Exercise directions - Tell how many lines in the data below contain "JSON", using one number as the whole reply.

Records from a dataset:
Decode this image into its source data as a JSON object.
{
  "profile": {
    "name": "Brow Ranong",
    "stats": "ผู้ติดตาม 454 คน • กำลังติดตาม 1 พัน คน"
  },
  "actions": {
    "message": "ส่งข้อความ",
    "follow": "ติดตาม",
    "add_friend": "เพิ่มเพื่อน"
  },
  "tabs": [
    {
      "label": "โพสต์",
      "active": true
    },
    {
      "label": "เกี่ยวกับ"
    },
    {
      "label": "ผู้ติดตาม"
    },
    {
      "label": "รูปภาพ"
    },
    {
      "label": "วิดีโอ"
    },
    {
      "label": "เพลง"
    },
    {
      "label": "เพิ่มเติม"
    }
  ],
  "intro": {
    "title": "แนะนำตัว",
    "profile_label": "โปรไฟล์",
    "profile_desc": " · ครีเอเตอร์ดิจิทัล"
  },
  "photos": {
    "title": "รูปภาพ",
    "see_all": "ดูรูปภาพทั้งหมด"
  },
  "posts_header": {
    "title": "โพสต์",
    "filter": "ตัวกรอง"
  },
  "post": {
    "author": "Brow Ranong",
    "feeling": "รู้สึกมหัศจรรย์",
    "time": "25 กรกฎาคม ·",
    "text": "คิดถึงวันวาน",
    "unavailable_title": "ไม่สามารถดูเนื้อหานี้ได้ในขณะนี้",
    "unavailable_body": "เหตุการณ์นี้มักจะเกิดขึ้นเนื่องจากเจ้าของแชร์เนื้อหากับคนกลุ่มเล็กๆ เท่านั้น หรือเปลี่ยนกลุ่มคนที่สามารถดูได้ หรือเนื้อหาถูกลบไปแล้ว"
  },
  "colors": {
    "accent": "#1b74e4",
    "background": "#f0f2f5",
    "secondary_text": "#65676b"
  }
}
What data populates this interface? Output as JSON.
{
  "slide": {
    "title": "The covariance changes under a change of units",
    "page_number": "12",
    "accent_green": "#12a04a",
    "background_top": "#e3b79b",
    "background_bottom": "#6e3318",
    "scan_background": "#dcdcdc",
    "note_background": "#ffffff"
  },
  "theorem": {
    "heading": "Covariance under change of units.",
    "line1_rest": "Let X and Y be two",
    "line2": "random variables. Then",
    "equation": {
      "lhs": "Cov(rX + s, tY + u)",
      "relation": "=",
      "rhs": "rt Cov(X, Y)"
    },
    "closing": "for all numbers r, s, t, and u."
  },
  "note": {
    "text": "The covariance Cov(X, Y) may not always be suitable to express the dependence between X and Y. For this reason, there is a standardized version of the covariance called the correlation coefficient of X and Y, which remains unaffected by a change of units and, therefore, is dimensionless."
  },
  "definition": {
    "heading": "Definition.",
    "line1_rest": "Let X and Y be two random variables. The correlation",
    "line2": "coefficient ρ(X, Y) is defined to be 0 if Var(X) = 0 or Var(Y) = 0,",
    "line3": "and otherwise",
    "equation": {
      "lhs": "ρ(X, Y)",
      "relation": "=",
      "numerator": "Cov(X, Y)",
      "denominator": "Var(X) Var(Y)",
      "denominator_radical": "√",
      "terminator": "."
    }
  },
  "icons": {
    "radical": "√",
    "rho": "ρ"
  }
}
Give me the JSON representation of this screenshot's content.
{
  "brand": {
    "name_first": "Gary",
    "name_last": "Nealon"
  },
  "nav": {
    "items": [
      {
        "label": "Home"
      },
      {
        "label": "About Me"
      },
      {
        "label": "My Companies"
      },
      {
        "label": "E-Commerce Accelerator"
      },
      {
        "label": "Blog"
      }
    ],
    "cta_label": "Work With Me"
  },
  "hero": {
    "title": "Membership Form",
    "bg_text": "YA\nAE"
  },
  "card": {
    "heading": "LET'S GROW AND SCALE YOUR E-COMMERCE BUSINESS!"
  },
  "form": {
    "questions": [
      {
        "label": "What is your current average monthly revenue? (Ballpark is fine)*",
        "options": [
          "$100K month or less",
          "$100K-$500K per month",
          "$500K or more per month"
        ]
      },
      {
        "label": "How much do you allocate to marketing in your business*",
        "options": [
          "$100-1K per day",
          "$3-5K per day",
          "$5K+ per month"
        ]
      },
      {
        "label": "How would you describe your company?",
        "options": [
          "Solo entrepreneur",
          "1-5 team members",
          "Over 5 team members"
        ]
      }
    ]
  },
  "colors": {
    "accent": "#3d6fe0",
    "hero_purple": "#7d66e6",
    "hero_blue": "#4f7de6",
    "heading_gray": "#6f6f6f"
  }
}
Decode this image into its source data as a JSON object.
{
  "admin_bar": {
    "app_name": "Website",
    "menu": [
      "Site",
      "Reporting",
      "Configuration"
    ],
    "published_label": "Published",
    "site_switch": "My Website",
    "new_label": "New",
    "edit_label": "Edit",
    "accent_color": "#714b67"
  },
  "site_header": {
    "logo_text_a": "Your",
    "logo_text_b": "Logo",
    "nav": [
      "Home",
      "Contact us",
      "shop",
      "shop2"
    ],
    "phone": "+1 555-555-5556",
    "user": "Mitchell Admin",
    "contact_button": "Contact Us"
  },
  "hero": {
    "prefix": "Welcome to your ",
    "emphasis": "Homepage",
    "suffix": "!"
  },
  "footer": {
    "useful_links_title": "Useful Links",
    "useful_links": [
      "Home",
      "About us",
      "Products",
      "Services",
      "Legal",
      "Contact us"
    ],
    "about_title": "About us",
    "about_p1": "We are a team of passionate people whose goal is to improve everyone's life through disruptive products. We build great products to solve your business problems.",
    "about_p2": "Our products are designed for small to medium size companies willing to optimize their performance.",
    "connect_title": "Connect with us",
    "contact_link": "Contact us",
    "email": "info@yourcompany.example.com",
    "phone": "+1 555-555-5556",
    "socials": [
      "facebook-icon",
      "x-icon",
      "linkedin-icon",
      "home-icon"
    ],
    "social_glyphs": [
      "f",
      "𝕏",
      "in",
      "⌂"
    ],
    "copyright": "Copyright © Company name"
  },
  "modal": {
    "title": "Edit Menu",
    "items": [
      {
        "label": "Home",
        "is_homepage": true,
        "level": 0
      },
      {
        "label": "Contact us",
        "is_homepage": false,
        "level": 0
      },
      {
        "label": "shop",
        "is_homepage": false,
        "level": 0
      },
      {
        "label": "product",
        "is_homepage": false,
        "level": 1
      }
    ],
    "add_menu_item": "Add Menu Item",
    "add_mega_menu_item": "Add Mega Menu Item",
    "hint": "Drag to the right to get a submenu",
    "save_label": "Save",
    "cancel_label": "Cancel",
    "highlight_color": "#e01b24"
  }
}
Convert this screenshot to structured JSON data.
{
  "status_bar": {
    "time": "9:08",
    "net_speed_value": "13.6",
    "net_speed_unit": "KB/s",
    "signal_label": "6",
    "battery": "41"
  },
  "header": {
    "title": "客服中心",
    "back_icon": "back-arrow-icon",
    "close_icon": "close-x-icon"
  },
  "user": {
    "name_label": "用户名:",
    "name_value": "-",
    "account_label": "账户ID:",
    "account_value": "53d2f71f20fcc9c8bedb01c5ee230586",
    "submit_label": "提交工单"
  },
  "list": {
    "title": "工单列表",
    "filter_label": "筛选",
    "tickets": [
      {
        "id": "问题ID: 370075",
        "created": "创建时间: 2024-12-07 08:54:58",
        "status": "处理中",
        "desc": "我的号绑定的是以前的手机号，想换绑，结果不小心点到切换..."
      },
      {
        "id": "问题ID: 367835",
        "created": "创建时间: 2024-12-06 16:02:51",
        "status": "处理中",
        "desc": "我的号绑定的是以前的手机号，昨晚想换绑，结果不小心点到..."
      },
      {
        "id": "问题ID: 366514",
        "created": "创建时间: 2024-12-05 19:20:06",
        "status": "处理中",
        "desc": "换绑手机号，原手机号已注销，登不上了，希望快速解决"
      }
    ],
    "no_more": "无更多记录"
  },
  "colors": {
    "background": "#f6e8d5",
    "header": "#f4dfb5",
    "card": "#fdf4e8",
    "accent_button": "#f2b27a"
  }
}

The answer - 5